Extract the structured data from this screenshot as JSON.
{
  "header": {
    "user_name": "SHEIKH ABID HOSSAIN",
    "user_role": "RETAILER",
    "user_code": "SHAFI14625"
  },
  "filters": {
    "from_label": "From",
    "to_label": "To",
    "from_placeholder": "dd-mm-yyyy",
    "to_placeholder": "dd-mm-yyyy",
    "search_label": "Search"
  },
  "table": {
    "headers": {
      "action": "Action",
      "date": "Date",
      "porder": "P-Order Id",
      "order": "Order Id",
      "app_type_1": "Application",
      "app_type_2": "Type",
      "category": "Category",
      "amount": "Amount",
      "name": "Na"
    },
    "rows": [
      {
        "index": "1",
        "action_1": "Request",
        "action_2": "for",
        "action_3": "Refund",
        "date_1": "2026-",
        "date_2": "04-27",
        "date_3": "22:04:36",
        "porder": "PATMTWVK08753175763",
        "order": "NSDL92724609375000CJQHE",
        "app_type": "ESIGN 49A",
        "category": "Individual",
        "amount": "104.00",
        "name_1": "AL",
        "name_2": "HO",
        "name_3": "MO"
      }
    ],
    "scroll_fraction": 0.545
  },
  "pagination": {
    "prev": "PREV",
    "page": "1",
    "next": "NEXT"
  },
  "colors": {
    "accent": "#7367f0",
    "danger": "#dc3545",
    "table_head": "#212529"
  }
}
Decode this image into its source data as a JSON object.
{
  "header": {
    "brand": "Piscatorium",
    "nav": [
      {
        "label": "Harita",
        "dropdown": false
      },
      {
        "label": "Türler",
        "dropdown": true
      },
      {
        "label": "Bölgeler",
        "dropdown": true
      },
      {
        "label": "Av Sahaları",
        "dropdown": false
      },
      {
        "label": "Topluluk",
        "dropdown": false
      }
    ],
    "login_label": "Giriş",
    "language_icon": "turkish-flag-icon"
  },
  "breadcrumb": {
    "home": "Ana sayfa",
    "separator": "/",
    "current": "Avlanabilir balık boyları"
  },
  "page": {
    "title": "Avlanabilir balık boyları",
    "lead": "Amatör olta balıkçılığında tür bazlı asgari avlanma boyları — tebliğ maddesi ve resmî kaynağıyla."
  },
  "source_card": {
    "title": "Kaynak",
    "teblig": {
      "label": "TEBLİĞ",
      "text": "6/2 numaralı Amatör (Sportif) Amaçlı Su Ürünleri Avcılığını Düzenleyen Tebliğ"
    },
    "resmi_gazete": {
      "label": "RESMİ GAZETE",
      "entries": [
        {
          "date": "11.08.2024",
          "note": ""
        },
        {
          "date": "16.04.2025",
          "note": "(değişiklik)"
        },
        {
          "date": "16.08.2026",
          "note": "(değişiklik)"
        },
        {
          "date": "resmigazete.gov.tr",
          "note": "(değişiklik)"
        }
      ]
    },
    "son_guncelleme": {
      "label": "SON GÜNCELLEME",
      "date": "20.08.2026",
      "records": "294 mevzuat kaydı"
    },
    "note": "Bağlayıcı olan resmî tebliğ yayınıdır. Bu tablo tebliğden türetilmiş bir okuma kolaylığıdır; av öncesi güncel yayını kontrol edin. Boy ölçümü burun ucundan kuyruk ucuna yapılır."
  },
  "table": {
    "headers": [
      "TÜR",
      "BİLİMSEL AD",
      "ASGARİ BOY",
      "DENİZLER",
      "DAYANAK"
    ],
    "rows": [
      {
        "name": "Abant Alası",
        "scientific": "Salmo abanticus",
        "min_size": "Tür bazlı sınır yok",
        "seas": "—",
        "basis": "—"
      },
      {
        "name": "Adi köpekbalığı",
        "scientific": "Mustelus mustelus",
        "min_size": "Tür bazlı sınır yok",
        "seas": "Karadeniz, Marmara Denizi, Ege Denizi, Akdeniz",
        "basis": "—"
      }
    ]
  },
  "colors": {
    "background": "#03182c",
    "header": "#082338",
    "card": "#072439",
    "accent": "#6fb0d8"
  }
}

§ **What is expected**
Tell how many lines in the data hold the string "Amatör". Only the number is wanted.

§ **Response for this exercise**
2